Recognizing Symptoms

Below are symptoms to watch for in case your dog consumed styrofoam:

  • Excessive Drooling: Increased saliva production can indicate stress or discomfort in your dog. This might present as a steady dribble or wetness around the mouth and chin area.
  • Vomiting: A dog’s body may try to rid itself of the undigestible styrofoam by inducing vomiting. This could manifest as unproductive retching or the ejection of recently ingested food along with fragments of styrofoam.
  • Loss of Appetite: If your dog is usually enthusiastic about meal times and suddenly shows disinterest or reluctance to eat, it could be a sign of gastrointestinal upset.
  • Lethargy: A sudden lack of energy or enthusiasm for activities they usually enjoy could be a symptom. Your dog may seem unusually tired, sleep more than normal, or show a general lack of motivation.
  • Changes in Bowel Movements: Look for irregularities in your dog’s feces such as unusual color, consistency, or frequency. The presence of styrofoam in the stool could also indicate that your dog has ingested it.
  • Signs of Abdominal Pain: Your dog may display signs of discomfort, such as restlessness, whining, or yelping, particularly when their abdomen is touched. They might also adopt unusual positions, such as the “prayer position” with their front end down and rear end elevated, which can indicate abdominal discomfort.

Taking Action

If you suspect your dog has ingested styrofoam, the first step is to remain calm. Panicking will not help the situation and may stress your pet. If your dog is choking or seems extremely distressed, contact a vet immediately. For less severe cases, monitor your dog closely for any symptoms. However, it’s always safer to contact your vet, describe the situation and follow their guidance.

What to Remember: Dogs and Styrofoam

In a world where styrofoam is a common material, it’s imperative for dog owners to understand the potential risks.

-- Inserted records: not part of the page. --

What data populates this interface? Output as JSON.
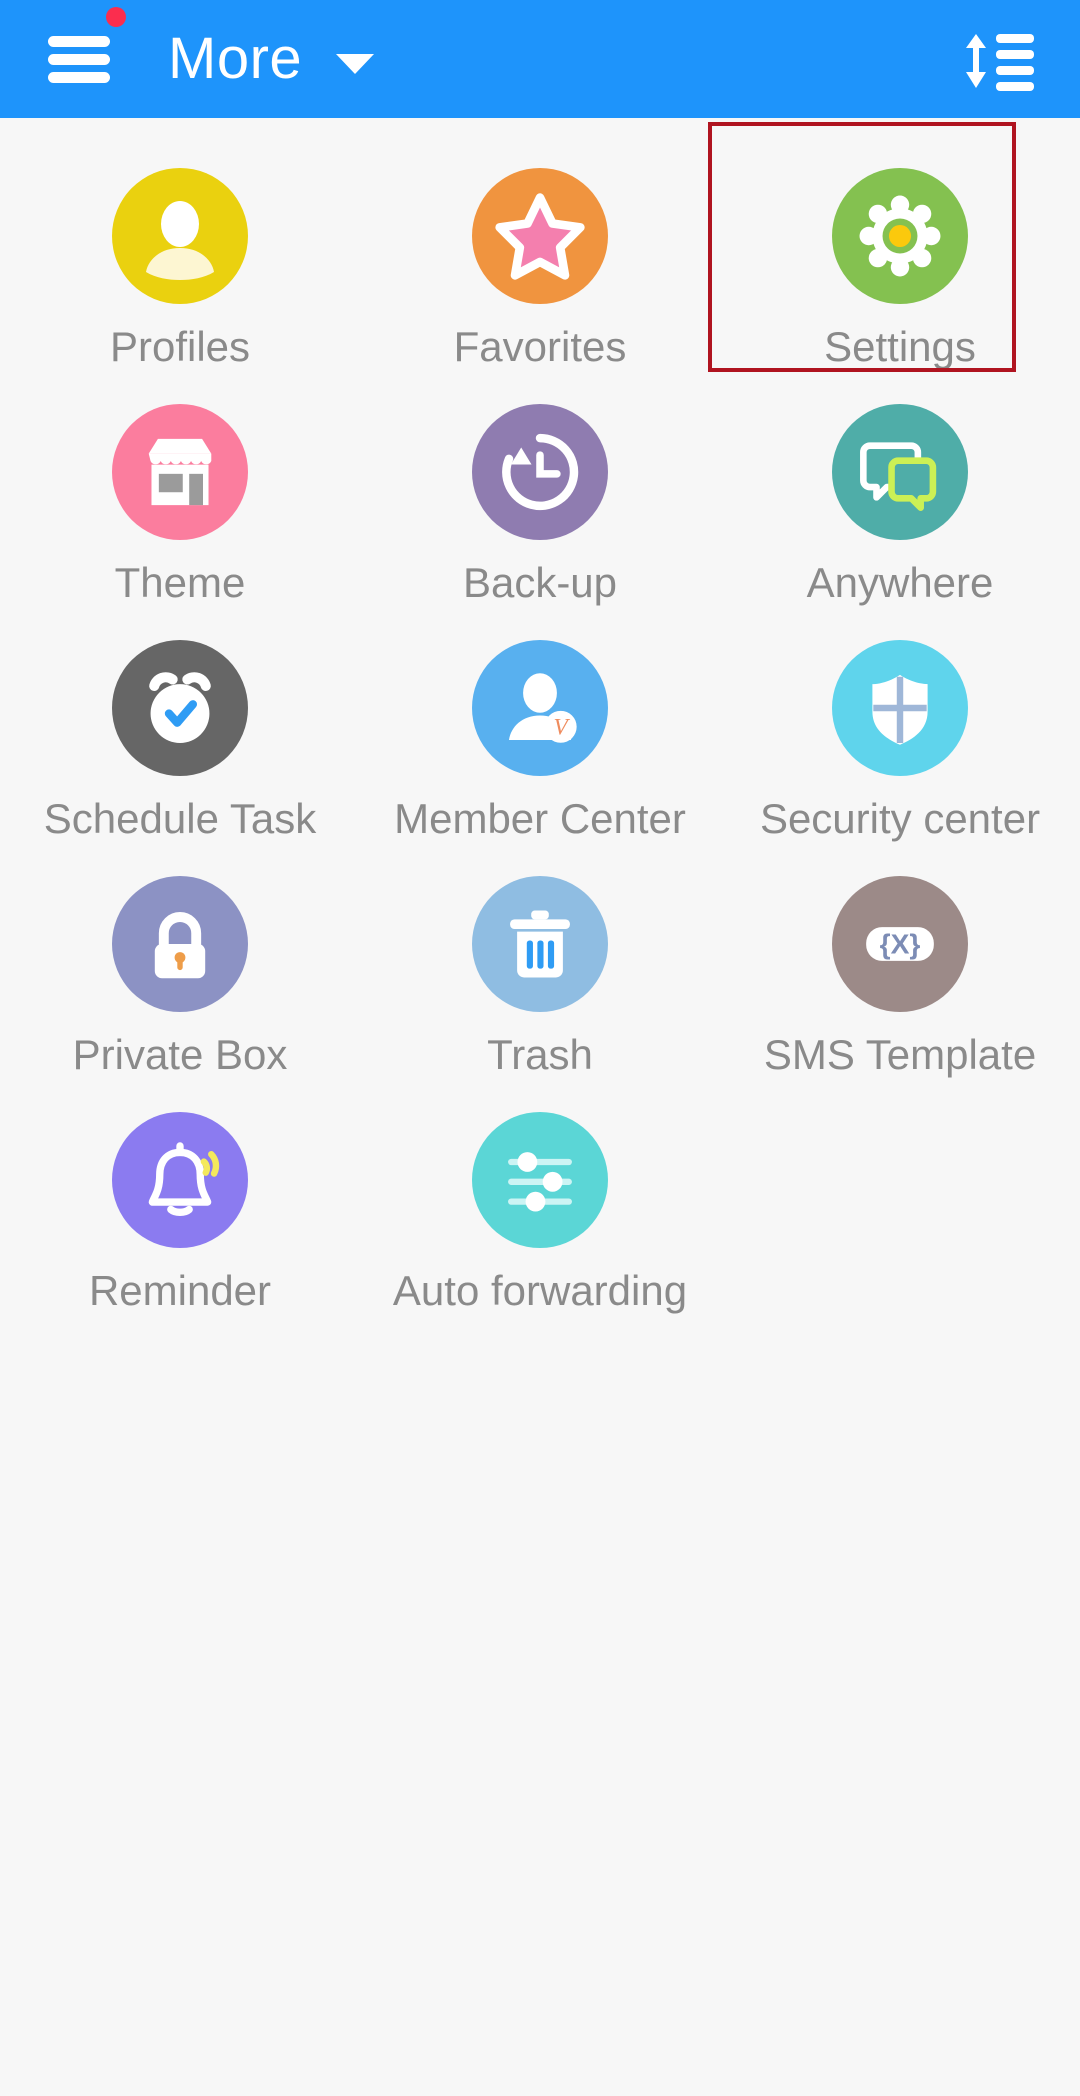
{
  "header": {
    "title": "More",
    "menu_icon": "hamburger-menu-icon",
    "badge": "notification-dot",
    "dropdown_icon": "chevron-down-icon",
    "sort_icon": "sort-list-icon",
    "background_color": "#1e94fb"
  },
  "highlight": {
    "target": "Settings",
    "color": "#b01420"
  },
  "grid": {
    "label_color": "#8a8a8a",
    "items": [
      {
        "label": "Profiles",
        "icon": "profile-person-icon",
        "circle_color": "#ead10f"
      },
      {
        "label": "Favorites",
        "icon": "star-icon",
        "circle_color": "#f0943f"
      },
      {
        "label": "Settings",
        "icon": "gear-icon",
        "circle_color": "#84c150"
      },
      {
        "label": "Theme",
        "icon": "storefront-icon",
        "circle_color": "#fb7d9e"
      },
      {
        "label": "Back-up",
        "icon": "clock-restore-icon",
        "circle_color": "#8f7cb0"
      },
      {
        "label": "Anywhere",
        "icon": "chat-bubbles-icon",
        "circle_color": "#4fada8"
      },
      {
        "label": "Schedule Task",
        "icon": "alarm-clock-check-icon",
        "circle_color": "#666666"
      },
      {
        "label": "Member Center",
        "icon": "member-vip-icon",
        "circle_color": "#58b0ef"
      },
      {
        "label": "Security center",
        "icon": "shield-icon",
        "circle_color": "#5fd4ec"
      },
      {
        "label": "Private Box",
        "icon": "padlock-icon",
        "circle_color": "#8c92c4"
      },
      {
        "label": "Trash",
        "icon": "trash-can-icon",
        "circle_color": "#8fbde2"
      },
      {
        "label": "SMS Template",
        "icon": "braces-x-icon",
        "circle_color": "#9c8a88"
      },
      {
        "label": "Reminder",
        "icon": "bell-ringing-icon",
        "circle_color": "#8b7bf0"
      },
      {
        "label": "Auto forwarding",
        "icon": "sliders-icon",
        "circle_color": "#5bd6d6"
      }
    ]
  }
}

Commonly found in packaging and tableware, styrofoam can cause physical obstructions and various effects of the contained chemical if ingested by your pet. The ability to swiftly recognize symptoms of distress, such as vomiting, appetite loss, or abdominal pain, is key to timely intervention in order to prevent more serious health issues. In such situations, maintaining composure, monitoring your pet, and knowing when and how to seek professional help can make a significant difference in safeguarding your dog’s health.

  1. Mechanisms of motility changes during acute intestinal obstruction in the dog, (1984).

Frequently Asked Questions

  • While a small amount of styrofoam may pass through a dog’s system without causing harm, it’s not guaranteed. Monitor your pet closely for any signs of distress and contact a vet to be safe.

  • The time it takes for a dog to pass styrofoam can vary based on factors like the dog’s size and the amount ingested. It can take anywhere from 24 hours to a few days. If your dog does not pass the styrofoam or shows signs of distress, contact your vet.

  • No, dogs cannot digest styrofoam. It’s a non-biodegradable material that can cause blockages in a dog’s digestive system.

About the Writer
Dan Greco , Dog Dad

Having been a dog dad for 5 years, I know how hard it is to make sure your dog gets the right nutrients and stays away from hazardous foods. With the help of a veterinarian who specializes in nutrition, I created this blog to help dog owners quickly access food information they need.

photo of vet holding a pup
About the Contributor
Dr. Hillary Wolfe , Veterinarian & Certified Food Therapist

Dr. Wolfe holds a doctorate in veterinary medicine from Kansas State University and holds nutrition certifications from the NAVC and CIVT. Her business, Tula Veterinary Nutrition, hosts online courses that teach owners how to cook for their pet for optimal health and longevity. Follow her on Instagram at @doctorwolfe.dvm for dog nutrition tips, recipes and insights.